Intention to Remain at Work Until Legal Retirement Age: A Comparative Analysis Among Different Age Subgroups of Employees


  • Catherine Hellemans
  • Caroline Closon

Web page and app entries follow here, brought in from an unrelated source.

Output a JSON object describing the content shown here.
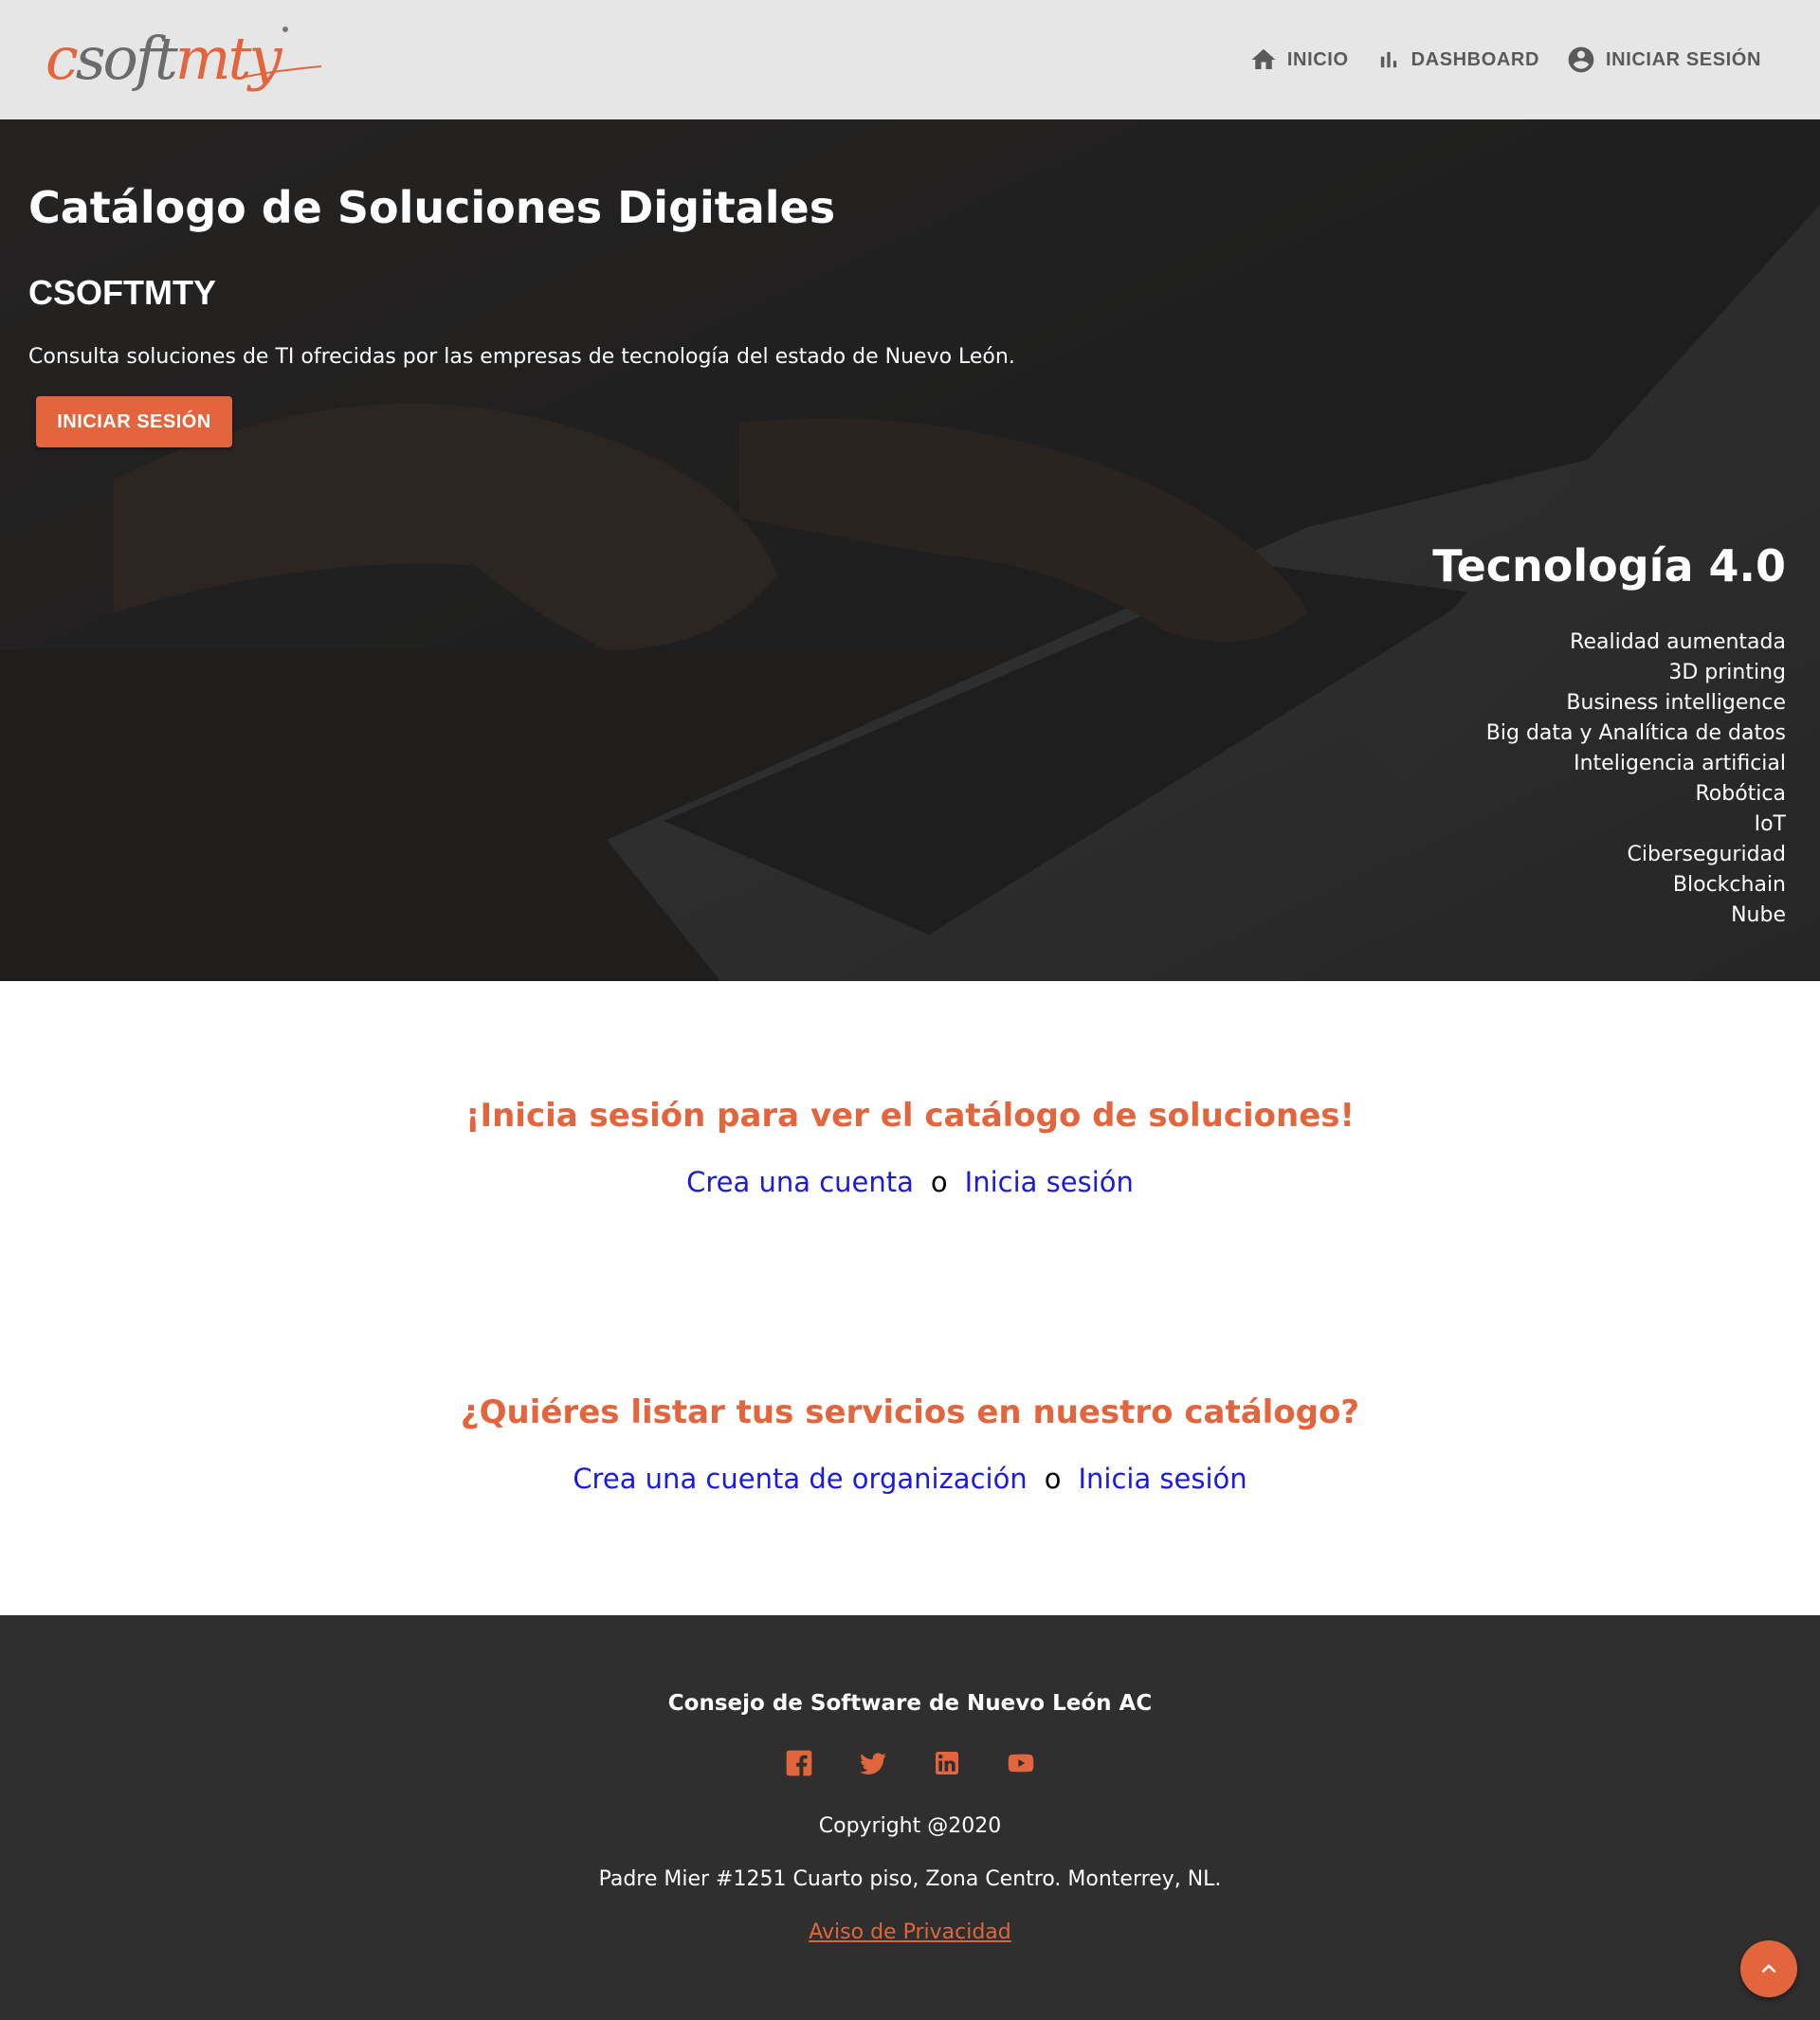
{
  "header": {
    "logo": "csoftmty",
    "nav": [
      {
        "label": "INICIO",
        "icon": "home-icon"
      },
      {
        "label": "DASHBOARD",
        "icon": "bar-chart-icon"
      },
      {
        "label": "INICIAR SESIÓN",
        "icon": "account-circle-icon"
      }
    ]
  },
  "hero": {
    "title": "Catálogo de Soluciones Digitales",
    "subtitle": "CSOFTMTY",
    "description": "Consulta soluciones de TI ofrecidas por las empresas de tecnología del estado de Nuevo León.",
    "button_label": "INICIAR SESIÓN",
    "tech_title": "Tecnología 4.0",
    "tech_items": [
      "Realidad aumentada",
      "3D printing",
      "Business intelligence",
      "Big data y Analítica de datos",
      "Inteligencia artificial",
      "Robótica",
      "IoT",
      "Ciberseguridad",
      "Blockchain",
      "Nube"
    ]
  },
  "cta_catalog": {
    "heading": "¡Inicia sesión para ver el catálogo de soluciones!",
    "link_create": "Crea una cuenta",
    "separator": "o",
    "link_login": "Inicia sesión"
  },
  "cta_services": {
    "heading": "¿Quiéres listar tus servicios en nuestro catálogo?",
    "link_create": "Crea una cuenta de organización",
    "separator": "o",
    "link_login": "Inicia sesión"
  },
  "footer": {
    "organization": "Consejo de Software de Nuevo León AC",
    "social": [
      "facebook-icon",
      "twitter-icon",
      "linkedin-icon",
      "youtube-icon"
    ],
    "copyright": "Copyright @2020",
    "address": "Padre Mier #1251 Cuarto piso, Zona Centro. Monterrey, NL.",
    "privacy_link": "Aviso de Privacidad"
  },
  "colors": {
    "accent": "#e2653d",
    "header_bg": "#e6e6e6",
    "footer_bg": "#2f2f2f",
    "link": "#1a1ae0"
  }
}
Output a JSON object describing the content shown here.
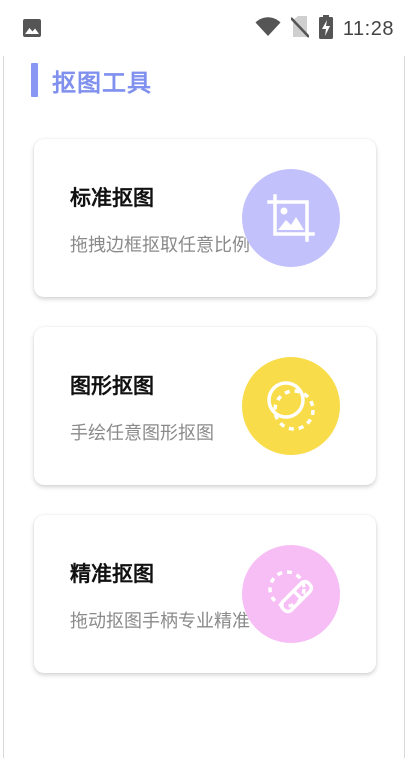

The paper is an empirical contribution to the intention to remain at work until legal retirement age among different age subgroups of employees. Three groups of antecedents are analyzed: health condition, professional competence, and psychosocial work conditions, among two age groups of employees: 40- to 49-year-old employees and employees 50 years of age or older. The participants are employees from the service industry who are subject to annual control by occupational medicine (n = 280). They completed the VOW/QFT (Vragenlijst Over Werkbaarheid / Questionnaire sur les Facultés de Travail), a self-report questionnaire measuring several dimensions to understand the intention to remain at work. Hierarchical regression analyses tested the hypotheses. Results show there is clearly distinctive process between employees who were 40–49 years old and those over 50 in the explanation of intention to work until the lawful retirement age. Among the first group, perceived health and increase in abilities explained the intention to remain (psychosocial aspects were not an incremental explanation); among the second, it was the possibility of participation that motivated them to work. Implications concern the management of age and career: These are not the same factors that explain the intention to remain at different stages of the career. This research clarifies the respective roles of health, professional competence, and work conditions to understand the intention to remain by studying their incremental explanations and distinguishing two subgroups of age.